7. Evaluation: Once finished the product, analysed and tests are done to see if it complies with all the requirements specified by the experts. Evidence relating to resistance of materials, performance, durability, maintenance, security, etc. Depending on the results, it will be the right time to correct defects or introduce relevant improvements before consider it valid.

Assessment method
Direct observation
Oral exam
Portfolio
Presentations
Resources
Communication tools (Videoconference, Forum and Chat)
IT infrastructure (e.g.network or other specific hardware)
Personal resources (power point, prezi, videos, interactive tutorials)
Room equipment (e.g. Flip chart, projector or other hardware)
References
  • Dewey, J. (1902). The child and the currículum. En Middle works of John Dewey. Carbondale, Southern Illinois University Press, 1976, Vol. 2.
  • Dewey, J. (1997). Mi credo pedagógico. Universidad de León. Secretariado de Publicaciones y Medios Audiovisuales.
  • Kilpatrick, W. H. (1918). The project method. The Use of the Purposeful Act in the Educative Process. Teachers College Bulletin. Tenth Series No. 3. October 12, 1918 . New York: Teachers College, Columbia University.
  • Knoll, M. (1996). Faking a dissertation: Ellsworth Collings, William H. Kilpatrick, and the "Project Currículum." Journal of Currículum Studies, 28, 193-222.
  • Larmer, J., Ross, D. y Mergendoller, J. R. (2009). PBL Starter Kit. California: Buck Institute for Education.
  • Larmer, J., Mergendoller, J. R. (2015). Why We Changed Our Model of the “8 Essential Elements of PBL”. Buck Institute for Education.
  • Larmer, J., Mergendoller, J. R, y Boss, S. (2015). Setting The Standard For Project Based Learning: A Proven Approach To Rigorous Classroom Instruction. Virginia: ASCD.
  • López Melero, M. (2003). El Proyecto Roma: una experiencia de educación en valores. Málaga: Aljibe.
  • López Melero, M. (2004). Construyendo una escuela sin exclusiones. Una forma de trabajar con proyectos en el aula. Málaga: Aljibe.
  • López Melero, M. (2013): “Proyectos de investigación: Un modo de aprender a pensar y aprender a convivir. 1ª Parte” Periódico ESCUELA, nº 3972, p. 36, 14 de febrero de 2013
  • López Melero, M. (2013): “Proyectos de investigación: Cuestiones previas. 2ª Parte” Periódico ESCUELA, nº 3976, p. 36, 14 de marzo de 2013
  • López Melero, M. (2013): “Proyectos de investigación: Desarrollo. 3ª Parte” Periódico ESCUELA, nº 3980, p. 36, 18 de abril de 2013
  • Markham, T., Larmer, J. y Ravitz, J. (2003). Project Based Learning Handbook: A Guide to Standards-Focused Project Based Learning for Middle and High School Teachers. Novato, CA: Buck Institute for Education (BIE)
  • Morón, C. (2015). La mejora de la práctica docente a través de la metodología de proyectos de investigación: El caso del profesorado de Andalucía del Proyecto Roma. Universidad de Málaga.
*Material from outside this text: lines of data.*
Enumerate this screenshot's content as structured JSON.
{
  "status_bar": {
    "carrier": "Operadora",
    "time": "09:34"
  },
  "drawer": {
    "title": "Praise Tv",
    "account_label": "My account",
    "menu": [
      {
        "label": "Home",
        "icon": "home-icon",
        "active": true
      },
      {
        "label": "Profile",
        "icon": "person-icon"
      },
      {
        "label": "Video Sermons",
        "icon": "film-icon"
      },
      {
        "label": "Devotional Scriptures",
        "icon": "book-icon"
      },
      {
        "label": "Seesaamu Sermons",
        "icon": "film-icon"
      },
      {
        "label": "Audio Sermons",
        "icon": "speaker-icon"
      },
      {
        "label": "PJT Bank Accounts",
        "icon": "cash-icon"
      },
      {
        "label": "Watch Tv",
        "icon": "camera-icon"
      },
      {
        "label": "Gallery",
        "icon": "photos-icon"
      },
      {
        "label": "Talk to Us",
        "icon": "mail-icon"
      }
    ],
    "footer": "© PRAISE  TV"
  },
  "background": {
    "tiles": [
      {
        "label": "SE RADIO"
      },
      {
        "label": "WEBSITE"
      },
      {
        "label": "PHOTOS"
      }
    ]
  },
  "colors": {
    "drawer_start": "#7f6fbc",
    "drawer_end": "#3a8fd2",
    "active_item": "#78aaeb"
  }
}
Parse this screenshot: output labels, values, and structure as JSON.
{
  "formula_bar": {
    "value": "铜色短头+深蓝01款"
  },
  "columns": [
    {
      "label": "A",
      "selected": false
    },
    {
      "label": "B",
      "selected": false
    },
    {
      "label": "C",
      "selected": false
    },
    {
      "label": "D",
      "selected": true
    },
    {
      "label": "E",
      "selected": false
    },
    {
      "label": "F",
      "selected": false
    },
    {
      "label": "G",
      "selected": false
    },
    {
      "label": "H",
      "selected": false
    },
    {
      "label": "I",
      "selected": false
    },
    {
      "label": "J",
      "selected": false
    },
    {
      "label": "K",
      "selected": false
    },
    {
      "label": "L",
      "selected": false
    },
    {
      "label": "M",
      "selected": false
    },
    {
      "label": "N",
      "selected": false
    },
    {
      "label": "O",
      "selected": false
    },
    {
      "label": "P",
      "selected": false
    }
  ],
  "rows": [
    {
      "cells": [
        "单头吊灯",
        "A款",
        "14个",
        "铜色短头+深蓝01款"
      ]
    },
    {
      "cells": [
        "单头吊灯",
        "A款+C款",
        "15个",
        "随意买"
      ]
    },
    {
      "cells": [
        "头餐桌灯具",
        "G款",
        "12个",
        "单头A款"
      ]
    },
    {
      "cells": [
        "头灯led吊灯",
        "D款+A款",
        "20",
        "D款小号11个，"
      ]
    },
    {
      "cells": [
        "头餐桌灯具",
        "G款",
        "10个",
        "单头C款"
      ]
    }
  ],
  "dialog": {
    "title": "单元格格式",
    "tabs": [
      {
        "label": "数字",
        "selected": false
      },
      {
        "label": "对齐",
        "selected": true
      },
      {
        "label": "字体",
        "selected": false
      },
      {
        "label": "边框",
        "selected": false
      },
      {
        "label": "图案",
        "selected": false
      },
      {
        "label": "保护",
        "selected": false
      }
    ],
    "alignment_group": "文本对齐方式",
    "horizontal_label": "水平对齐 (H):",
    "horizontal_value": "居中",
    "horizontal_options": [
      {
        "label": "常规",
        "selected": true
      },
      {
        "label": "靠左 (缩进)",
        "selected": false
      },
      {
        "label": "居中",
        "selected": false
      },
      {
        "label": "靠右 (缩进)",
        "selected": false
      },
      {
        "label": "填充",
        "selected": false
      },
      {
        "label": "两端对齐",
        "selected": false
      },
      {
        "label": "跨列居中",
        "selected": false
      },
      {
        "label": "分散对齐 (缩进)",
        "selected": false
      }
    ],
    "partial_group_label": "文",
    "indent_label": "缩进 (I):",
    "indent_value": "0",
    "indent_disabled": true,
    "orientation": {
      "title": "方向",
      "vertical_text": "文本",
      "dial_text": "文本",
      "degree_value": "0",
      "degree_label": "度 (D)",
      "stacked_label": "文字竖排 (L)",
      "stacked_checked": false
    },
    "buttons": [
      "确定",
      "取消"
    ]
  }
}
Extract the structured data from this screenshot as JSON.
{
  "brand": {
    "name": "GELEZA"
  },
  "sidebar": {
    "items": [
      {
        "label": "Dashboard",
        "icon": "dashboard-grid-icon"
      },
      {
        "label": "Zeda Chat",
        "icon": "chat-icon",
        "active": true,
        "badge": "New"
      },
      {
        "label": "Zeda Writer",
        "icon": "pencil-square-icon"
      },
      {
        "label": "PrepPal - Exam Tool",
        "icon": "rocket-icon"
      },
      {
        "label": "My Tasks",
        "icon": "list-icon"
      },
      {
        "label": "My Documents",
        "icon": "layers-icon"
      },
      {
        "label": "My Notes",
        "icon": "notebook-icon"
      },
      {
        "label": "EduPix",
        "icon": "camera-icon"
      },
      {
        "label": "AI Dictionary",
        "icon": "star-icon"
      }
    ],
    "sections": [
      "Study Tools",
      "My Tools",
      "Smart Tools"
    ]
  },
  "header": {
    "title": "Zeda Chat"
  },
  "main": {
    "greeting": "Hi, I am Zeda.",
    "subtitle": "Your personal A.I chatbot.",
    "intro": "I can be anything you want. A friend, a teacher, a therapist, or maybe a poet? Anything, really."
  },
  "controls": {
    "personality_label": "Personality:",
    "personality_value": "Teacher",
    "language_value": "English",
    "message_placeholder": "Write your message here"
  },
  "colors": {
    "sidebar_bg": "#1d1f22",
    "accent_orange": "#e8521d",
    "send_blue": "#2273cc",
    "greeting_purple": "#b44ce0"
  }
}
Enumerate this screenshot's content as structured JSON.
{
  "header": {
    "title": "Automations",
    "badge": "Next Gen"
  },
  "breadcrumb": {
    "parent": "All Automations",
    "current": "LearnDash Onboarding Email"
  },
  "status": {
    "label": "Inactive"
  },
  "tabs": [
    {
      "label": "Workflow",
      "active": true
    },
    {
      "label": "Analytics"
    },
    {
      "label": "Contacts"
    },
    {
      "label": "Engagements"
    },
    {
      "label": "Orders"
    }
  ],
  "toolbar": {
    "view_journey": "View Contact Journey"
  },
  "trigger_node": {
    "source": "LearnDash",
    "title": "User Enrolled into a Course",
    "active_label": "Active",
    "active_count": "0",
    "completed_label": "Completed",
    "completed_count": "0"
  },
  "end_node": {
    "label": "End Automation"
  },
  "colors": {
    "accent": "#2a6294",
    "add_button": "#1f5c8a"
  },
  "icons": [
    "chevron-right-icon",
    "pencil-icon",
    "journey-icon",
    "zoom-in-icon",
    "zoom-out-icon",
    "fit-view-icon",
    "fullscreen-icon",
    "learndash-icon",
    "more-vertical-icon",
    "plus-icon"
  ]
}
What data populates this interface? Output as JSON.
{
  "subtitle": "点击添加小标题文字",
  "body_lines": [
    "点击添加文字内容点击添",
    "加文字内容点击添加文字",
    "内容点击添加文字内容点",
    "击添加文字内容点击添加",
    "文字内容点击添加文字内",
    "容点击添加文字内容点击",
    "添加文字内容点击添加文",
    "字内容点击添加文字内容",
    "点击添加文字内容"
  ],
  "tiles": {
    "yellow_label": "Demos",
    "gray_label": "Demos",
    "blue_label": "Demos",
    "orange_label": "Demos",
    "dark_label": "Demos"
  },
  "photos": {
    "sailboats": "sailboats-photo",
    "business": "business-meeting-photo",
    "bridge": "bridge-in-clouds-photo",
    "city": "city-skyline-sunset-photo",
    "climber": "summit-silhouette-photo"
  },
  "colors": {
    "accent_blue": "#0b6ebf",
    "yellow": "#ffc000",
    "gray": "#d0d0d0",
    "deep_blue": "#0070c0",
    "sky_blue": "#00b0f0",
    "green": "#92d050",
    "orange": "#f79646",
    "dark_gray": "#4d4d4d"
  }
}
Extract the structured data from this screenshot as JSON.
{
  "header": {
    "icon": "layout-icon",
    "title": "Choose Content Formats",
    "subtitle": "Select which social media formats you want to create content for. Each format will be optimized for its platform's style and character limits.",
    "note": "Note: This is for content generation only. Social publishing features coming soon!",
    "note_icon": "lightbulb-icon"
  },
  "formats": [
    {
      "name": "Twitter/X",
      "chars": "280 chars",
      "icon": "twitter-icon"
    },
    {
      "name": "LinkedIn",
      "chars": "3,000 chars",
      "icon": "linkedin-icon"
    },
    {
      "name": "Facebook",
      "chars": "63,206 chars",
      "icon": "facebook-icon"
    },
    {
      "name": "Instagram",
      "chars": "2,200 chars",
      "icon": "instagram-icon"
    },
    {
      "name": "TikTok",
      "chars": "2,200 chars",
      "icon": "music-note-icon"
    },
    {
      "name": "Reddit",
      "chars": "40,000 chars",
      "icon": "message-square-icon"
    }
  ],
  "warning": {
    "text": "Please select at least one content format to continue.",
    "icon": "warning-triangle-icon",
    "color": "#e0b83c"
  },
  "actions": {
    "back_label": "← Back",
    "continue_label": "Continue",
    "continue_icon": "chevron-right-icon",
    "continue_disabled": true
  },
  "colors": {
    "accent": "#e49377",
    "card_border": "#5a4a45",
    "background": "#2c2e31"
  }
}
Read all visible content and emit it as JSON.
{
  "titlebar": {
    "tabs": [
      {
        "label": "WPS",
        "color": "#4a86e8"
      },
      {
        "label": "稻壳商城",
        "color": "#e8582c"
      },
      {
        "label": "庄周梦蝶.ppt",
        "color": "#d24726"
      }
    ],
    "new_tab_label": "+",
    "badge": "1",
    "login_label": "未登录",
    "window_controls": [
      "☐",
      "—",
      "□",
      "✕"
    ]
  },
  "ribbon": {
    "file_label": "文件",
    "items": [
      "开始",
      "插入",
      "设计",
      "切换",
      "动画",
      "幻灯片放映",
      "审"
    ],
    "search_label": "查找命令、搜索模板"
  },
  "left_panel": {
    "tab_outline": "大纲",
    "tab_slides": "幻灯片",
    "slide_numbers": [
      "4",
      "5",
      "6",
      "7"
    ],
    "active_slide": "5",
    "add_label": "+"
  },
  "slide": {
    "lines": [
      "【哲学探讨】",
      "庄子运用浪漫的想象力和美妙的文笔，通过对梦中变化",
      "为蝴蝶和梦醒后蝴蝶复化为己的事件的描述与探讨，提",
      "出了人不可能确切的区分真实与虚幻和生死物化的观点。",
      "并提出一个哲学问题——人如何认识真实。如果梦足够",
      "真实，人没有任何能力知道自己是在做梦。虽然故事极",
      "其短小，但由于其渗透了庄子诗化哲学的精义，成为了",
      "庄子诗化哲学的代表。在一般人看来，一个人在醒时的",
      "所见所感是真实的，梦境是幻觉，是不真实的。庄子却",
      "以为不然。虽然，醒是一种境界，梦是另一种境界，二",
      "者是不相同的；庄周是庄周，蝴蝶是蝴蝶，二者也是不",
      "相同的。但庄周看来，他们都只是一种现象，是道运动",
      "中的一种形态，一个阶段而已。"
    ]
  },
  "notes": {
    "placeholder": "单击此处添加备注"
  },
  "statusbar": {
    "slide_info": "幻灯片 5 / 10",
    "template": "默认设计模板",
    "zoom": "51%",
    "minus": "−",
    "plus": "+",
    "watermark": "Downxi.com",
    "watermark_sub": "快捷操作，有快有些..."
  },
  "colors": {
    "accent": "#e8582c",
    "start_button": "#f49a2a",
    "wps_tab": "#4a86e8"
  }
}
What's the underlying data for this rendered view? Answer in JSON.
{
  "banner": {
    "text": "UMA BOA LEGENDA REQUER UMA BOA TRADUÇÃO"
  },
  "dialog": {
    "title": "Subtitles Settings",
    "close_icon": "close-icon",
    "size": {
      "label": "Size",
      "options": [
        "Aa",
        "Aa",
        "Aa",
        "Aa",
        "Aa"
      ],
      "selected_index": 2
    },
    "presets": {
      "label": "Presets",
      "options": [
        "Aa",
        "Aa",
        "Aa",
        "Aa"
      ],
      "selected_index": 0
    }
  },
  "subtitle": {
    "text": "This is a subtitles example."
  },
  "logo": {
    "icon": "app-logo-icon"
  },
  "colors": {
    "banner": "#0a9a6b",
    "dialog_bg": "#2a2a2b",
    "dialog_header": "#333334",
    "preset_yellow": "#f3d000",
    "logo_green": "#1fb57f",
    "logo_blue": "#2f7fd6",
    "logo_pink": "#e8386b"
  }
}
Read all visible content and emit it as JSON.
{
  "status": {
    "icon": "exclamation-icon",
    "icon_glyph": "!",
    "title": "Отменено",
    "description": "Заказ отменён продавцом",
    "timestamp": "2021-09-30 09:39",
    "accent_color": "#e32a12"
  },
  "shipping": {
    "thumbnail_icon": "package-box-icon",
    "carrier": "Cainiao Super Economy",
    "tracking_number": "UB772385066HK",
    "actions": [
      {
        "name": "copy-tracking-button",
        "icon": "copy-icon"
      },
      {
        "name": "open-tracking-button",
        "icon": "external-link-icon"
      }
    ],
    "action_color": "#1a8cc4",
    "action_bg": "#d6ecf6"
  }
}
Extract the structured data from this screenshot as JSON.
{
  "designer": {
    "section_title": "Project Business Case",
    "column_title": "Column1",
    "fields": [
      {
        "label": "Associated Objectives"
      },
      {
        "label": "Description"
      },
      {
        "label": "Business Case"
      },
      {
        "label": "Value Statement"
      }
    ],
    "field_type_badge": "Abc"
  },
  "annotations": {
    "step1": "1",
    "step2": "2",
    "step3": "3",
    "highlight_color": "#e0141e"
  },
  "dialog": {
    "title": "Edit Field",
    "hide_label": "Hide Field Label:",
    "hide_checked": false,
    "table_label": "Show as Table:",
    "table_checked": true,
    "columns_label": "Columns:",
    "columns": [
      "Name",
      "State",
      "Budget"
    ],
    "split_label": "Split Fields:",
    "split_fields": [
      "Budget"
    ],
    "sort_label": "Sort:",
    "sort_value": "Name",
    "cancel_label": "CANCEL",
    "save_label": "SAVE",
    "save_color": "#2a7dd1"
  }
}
  • Resa Pascual, S. (1935). El Método de Proyectos en una Escuela española. Gerona. Dalmáu Garles Plá.
  • Vergara, J. J. (2016). Aprendo porque quiero. El aprendizaje basado en proyectos (ABP) paso a paso. Biblioteca de Innovación Educativa SM. Disponible en https://diegosobrino.com/2016/11/15/aprendizaj-proyectos-abp-juan-jose-vergara/
  • Vásquez Nava, Marisela (2001). El método de proyectos una alternativa para profesores de primer grado de primaria. México: Universidad Pedagógica Nacional (UPN).
Duration
> 2 hours
Grade your contribution (I consider this TEL method can be used with TEL tools)